Free State Foundation President Randolph J. May issued the following statement in response to
Comcast's announcement regarding the acquisition of 21st Century Fox
"On June 11, we knew the converging communications and media marketplace already was dramatically different -- and much more competitive -- than it was even four or five years ago. We really didn't need a federal judge to tell us so on June 12, in a 172-page opinion no less. But, in any event, it's nice to have Judge Leon acknowledge in his AT&T/Time Warner decision the market-altering 'tectonic changes' in the broadband distribution and video programming marketplace that have occurred."
"Any transaction the size of Comcast's proposed acquisition of the Fox assets bears careful scrutiny, and I am not rendering any final judgments here. But a few key observations that are relevant to the Department of Justice's consideration are immediately apparent:
- The proposed transaction, much like the AT&T/Time Warner transaction, is largely a vertical acquisition that will not result in the elimination of competitors or harm competition but may well result in efficiencies and cost savings that will benefit consumers.
- In the rapidly changing communications and media environment, the proposed transaction will strengthen Comcast's ability to compete with the growing market power of web giants like Google and Facebook and online powerhouses like Netflix. The old legacy market definitions and distinctions no longer make sense in today's broader digital broadband and media marketplace.
- Nearly three-fourths of the Fox assets subject to the acquisition, including the Sky and Star India businesses, are overseas and thus do not raise any domestic antitrust concerns. These assets will strengthen Comcast's ability to compete in the growing global marketplace against the likes of Netflix with 125 million worldwide subscribers and Amazon Prime with over a 100 million worldwide subscribers. Indeed, the acquisition of Fox's foreign assets will help the U.S. attempt to maintain a leadership position in the global communications and media marketplace."
"Finally, as the process of evaluating the proposed Comcast-Fox transaction begins, it is paramount to keep in mind that the ultimate aim of antitrust law is to enhance consumer welfare, not to protect competitors from competition. The reality is that the efficiencies and cost savings realized by vertical integration often make markets more competitive to the benefit of consumers."
FSF Senior Fellow Theodore Bolema issued the following statement regarding the Comcast - Fox announcement:
"The proposed acquisition of Twenty First Century Fox assets by Comcast is mostly a vertical merger, so many of the possible antitrust objections that could be raised were rejected yesterday by Judge Leon in the context of the AT&T-Time Warner transaction. While there are some horizontal overlaps between Comcast and the Fox assets, the only ones that possibly may raise any antitrust concerns at all involve the production studios and the regional sports networks."
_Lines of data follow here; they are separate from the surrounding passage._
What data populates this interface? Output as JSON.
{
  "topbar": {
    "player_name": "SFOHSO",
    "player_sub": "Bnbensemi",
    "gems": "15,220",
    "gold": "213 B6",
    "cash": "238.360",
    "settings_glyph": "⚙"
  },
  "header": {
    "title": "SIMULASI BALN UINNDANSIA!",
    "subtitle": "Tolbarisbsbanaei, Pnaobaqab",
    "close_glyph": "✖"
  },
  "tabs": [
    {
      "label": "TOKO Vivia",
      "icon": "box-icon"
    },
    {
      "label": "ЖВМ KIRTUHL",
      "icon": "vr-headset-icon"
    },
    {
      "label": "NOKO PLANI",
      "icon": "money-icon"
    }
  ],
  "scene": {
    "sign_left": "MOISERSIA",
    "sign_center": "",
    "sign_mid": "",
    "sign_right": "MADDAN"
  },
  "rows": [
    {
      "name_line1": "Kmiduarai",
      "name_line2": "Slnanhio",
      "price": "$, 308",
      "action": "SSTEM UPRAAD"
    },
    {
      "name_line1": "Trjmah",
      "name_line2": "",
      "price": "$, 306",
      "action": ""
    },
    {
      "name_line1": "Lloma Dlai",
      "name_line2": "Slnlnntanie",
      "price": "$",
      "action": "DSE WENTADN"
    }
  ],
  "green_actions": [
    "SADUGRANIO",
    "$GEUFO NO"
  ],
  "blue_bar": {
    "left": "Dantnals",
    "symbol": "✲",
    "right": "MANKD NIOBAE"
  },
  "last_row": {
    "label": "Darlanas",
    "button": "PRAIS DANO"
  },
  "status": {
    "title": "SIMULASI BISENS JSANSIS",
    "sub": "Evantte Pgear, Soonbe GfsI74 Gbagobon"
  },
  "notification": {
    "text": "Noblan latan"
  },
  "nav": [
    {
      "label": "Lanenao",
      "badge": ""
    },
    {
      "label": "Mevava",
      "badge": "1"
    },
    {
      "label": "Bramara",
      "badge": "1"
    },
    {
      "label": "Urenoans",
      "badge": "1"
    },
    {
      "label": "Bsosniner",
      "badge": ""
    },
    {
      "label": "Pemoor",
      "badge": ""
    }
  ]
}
"The ruling by Judge Leon in the AT&T-Time Warner case shows that narrow market definitions no longer can be defended in antitrust challenges involving content delivery. The focus of any merger review should not be limited to possible antitrust risk in narrow U.S. markets that no longer make sense as defined markets, but rather on how the merger will affect the competitiveness of companies like AT&T and Comcast as they take on their larger rivals in the broader content delivery market."
* * *
Randolph J. Ma
y, President of the Free State Foundation, is a former FCC Associate General Counsel and a former Chairman of the American Bar Association's Section of Administrative Law and Regulatory Practice. Mr. May is a past Public Member and a current Senior Fellow of the Administrative Conference of the United States, and a Fellow at the National Academy of Public Administration.
Mr. May is a nationally recognized expert in communications law, Internet law and policy, and administrative law and regulatory practice. He is the author of more than 200 scholarly articles and essays on communications law and policy, administrative law, and constitutional law. Most recently, Mr. May is the co-author, with FSF Senior Fellow Seth Cooper, of the recently released
#CommActUpdate - A Communications Law Fit for the Digital Age
as well as
The Constitutional Foundations of Intellectual Property
and is the editor of the book
Communications Law and Policy in the Digital Age: The Next Five Years
. He is the author of
A Call for a Radical New Communications Policy: Proposals for Free Market Reform
. And he is the editor of the book,
New Directions in Communications Policy
and co-editor of other two books on communications law and policy:
Net Neutrality or Net Neutering: Should Broadband Internet Services Be Regulated
Communications Deregulation and FCC Reform
is a Senior Fellow with the Free State Foundation. He previously served as Director for Policy Research Editing at the Mercatus Center at George Mason University. Previously, Dr. Bolema held positions as a Principal with Anderson Economic Group, LLC, an economics consulting firm; an attorney with the law firm of Weil, Gotshal & Manges, LLP; and a trial attorney with the Antitrust Division of the U.S. Department of Justice. He has taught at Central Michigan University and George Mason University School of Law. Dr. Bolema received his Ph.D. in Economics from Michigan State University and his J.D. from the University of Michigan Law School. He received his B.A. from Hope College. He has been cited on regulatory law and economics topics in numerous publications including
The Washington Post
The Detroit News
, and the
Los Angeles Business Journal